Along with fellow bookend Anfernee Jennings (7 tackles, 2 QB hurries, honorable mention credit in this week’s Superlatives standings), Lewis looks like the omnipresent edge-rushing threat the Tide have mostly lacked the past 2 years — a critical piece of the puzzle for a young lineup as it ramps up for Joe Burrow and other elite, Playoff-caliber passers down the stretch.

4. Ke’Shawn Vaughn, RB, Vanderbilt / Tavien Feaster, RB, South Carolina / Najee Harris, RB, Alabama

All 3 finished with career-highs for touches in circumstances nearly as unique as Swift’s:

Vaughn (176 total yards, 2 TDs on 33 touches) accounted for the majority of Vandy’s total offense vs. Missouri, headlining the upset alongside a walk-on quarterback who was (a) making his 1st career start and (b) knocked out of the game late in the 3rd quarter;

Feaster (175 yards, 2 TDs on 25 carries) shouldered the bulk of Carolina’s ground game after his running mate, Rico Dowdle, was injured on the first play, averaging 7.0 yards a pop in support of a true freshman quarterback in miserable conditions;

And Harris (153 total yards, 2 TDs on 25 touches) assumed full-time workhorse duties after Tagovailoa’s injury, grinding out most of those yards in the second half against a defense more focused on him for a change than it was on the arm of Mac Jones.

5. Justin Madubuike, DL, and Buddy Johnson, LB, Texas A&M

A&M’s defensive leaders combined for 15 tackles and 2 TFLs at Ole Miss as well as the biggest play of the game: A momentum-swinging, 62-yard fumble return for a touchdown in the 3rd quarter — forced by Madubuike, finished by Johnson — that turned the tide permanently in A&M’s favor.

Before that play, the Aggies trailed 14-10 after giving up a touchdown on the opening series of the second half and subsequently going 3-and-out on offense; from that point on, they outscored Ole Miss 14-3 (due in part to a blocked field goal by Madubuike) en route to a 24-17 win.

Not that the final score in Oxford was a referendum on the direction of the program under Jimbo Fisher or anything like that. But if it had gone the other way, dropping the Aggies to 3-4 with trips to Georgia and LSU still to come, let’s just say this would not have been the most pleasant week in College Station.

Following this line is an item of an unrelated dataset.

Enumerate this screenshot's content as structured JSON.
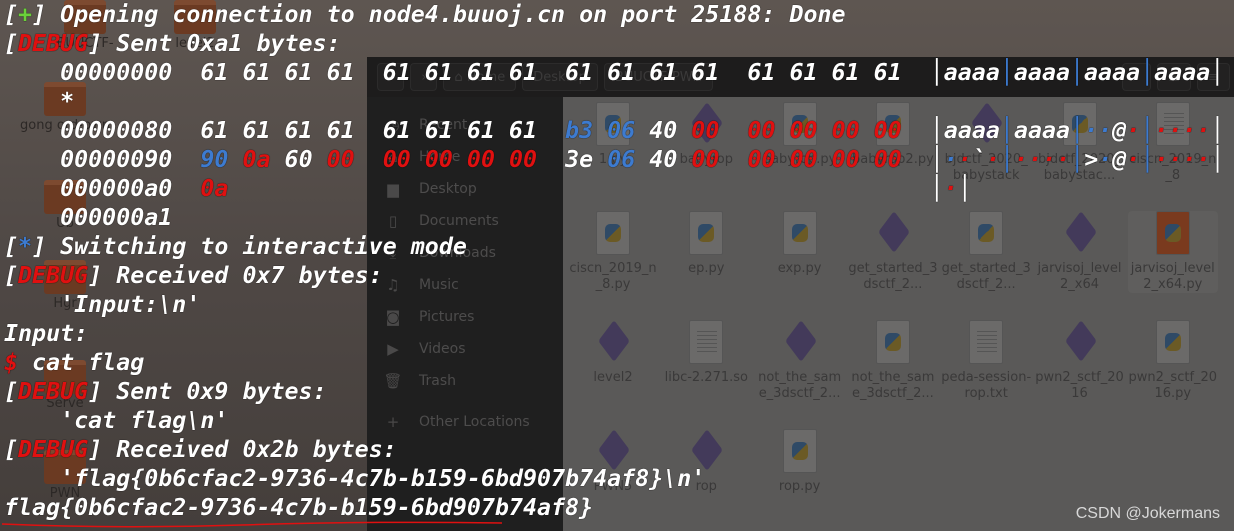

Honorable Mention: Auburn QB Bo Nix, who finished 12-of-17 for 176 yards and 3 touchdowns, plus a 4th TD on the ground. … DE Marlon Davidson, who had 3 TFLs and 2 sacks in the Tigers’ win over Arkansas, including a forced fumble on the game’s opening series that set up a short field for their 1st touchdown. … LSU safeties Grant Delpit and Jacoby Stevens, who combined for 19 tackles, a sack and an interception in the win at Mississippi State. … Vanderbilt DE Dayo Odeyingbo and LB Andre Mintze, who combined for 8 tackles, 3 TFLs and 4 QB hurries against Missouri. … Mizzou LB Nick Bolton, who totaled 15 tackles with 3 TFLs in a losing effort. … Ole Miss LB Sam Williams, who was credited with 2 sacks and 2 QB hurries in the Rebels’ loss to Texas A&M. … And Tennessee DB Nigel Warrior, who finished with a team-high 6 tackles and an interception return off Tagovailoa that set up the Vols’ offense in Alabama territory for their only touchdown of the night.

The scoring system for the Superlatives standings has been slightly revised: Beginning this week, I’m awarding 8 points for the week’s top player, 6 for second, 5 for third, 4 for fourth, 3 for fifth, and 1 for honorable mention, because how honorable is it really if it doesn’t come with any points? Season totals have been adjusted accordingly.